**YOUR GOAL**
Within the entries underneath, how many lines include the string "Shawna"? State only the number.

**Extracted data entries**
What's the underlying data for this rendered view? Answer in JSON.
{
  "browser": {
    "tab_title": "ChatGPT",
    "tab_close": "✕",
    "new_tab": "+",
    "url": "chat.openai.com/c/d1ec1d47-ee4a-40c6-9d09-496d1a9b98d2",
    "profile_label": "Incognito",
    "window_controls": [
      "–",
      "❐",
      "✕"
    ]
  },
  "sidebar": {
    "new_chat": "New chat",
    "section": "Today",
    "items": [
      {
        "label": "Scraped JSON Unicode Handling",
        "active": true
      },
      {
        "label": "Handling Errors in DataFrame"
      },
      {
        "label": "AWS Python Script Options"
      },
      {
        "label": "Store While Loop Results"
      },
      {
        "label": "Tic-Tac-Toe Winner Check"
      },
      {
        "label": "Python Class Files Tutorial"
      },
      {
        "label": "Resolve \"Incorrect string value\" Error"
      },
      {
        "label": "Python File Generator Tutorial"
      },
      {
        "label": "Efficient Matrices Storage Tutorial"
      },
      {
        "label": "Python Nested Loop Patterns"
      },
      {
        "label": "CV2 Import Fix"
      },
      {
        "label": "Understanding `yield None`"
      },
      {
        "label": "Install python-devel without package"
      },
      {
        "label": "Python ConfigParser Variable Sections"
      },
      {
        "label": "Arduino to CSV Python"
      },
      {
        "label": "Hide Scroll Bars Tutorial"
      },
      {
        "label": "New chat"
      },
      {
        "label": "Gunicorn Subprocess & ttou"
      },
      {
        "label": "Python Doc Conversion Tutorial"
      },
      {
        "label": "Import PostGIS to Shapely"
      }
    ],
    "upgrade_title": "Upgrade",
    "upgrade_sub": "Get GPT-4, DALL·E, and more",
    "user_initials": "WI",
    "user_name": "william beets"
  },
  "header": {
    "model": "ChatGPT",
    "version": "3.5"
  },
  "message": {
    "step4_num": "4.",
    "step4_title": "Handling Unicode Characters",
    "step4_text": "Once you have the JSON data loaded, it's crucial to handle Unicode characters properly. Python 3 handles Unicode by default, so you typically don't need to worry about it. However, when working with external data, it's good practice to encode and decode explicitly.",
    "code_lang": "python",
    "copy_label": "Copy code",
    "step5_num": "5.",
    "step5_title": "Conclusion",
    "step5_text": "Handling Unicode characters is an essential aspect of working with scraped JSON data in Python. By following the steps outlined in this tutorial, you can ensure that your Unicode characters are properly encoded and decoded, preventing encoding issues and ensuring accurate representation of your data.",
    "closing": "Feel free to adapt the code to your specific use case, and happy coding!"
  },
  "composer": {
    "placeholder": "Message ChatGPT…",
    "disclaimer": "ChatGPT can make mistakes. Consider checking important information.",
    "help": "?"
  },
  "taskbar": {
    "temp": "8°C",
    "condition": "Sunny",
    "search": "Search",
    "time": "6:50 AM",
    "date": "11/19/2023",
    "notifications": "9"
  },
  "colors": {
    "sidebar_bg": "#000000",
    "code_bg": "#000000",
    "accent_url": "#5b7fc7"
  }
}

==

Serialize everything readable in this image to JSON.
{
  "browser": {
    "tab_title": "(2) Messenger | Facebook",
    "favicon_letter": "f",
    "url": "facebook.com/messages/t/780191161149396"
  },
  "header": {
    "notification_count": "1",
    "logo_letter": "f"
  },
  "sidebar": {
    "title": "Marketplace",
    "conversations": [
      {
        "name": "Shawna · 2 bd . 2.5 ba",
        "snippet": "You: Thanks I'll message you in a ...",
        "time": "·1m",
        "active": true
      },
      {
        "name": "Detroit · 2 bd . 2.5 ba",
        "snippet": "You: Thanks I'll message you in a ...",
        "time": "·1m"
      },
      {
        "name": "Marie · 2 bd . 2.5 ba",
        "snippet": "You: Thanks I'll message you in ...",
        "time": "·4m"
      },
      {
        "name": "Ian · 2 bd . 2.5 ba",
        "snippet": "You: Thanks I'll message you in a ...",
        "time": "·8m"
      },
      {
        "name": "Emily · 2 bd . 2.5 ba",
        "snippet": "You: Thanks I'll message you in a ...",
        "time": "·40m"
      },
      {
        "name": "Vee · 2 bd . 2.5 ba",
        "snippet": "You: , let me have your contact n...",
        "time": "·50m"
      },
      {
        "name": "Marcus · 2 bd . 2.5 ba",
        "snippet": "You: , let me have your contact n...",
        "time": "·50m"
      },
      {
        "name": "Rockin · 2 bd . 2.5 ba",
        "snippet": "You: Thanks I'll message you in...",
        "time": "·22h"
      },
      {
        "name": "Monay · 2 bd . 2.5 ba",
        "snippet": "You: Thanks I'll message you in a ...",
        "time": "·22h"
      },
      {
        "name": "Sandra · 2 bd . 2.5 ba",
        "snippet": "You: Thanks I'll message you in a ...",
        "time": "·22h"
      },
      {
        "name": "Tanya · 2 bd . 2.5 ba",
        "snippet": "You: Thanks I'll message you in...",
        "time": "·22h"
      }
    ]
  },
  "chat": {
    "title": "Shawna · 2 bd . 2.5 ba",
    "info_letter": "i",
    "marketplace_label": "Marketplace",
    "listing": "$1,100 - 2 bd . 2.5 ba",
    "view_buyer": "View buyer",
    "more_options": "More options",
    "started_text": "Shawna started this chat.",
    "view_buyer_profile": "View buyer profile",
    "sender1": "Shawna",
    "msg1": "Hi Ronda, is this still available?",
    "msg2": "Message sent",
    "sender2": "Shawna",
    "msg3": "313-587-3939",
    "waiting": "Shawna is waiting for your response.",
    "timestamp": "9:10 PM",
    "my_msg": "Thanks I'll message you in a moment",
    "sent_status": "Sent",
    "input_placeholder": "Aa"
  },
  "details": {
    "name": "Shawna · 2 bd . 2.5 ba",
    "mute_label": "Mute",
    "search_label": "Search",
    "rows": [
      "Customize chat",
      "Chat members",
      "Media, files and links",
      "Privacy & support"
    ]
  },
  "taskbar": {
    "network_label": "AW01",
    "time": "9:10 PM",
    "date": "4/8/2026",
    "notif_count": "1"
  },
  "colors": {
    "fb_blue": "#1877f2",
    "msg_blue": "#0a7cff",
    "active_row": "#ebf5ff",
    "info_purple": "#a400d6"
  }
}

**ANSWER TO THE PROBLEM**
7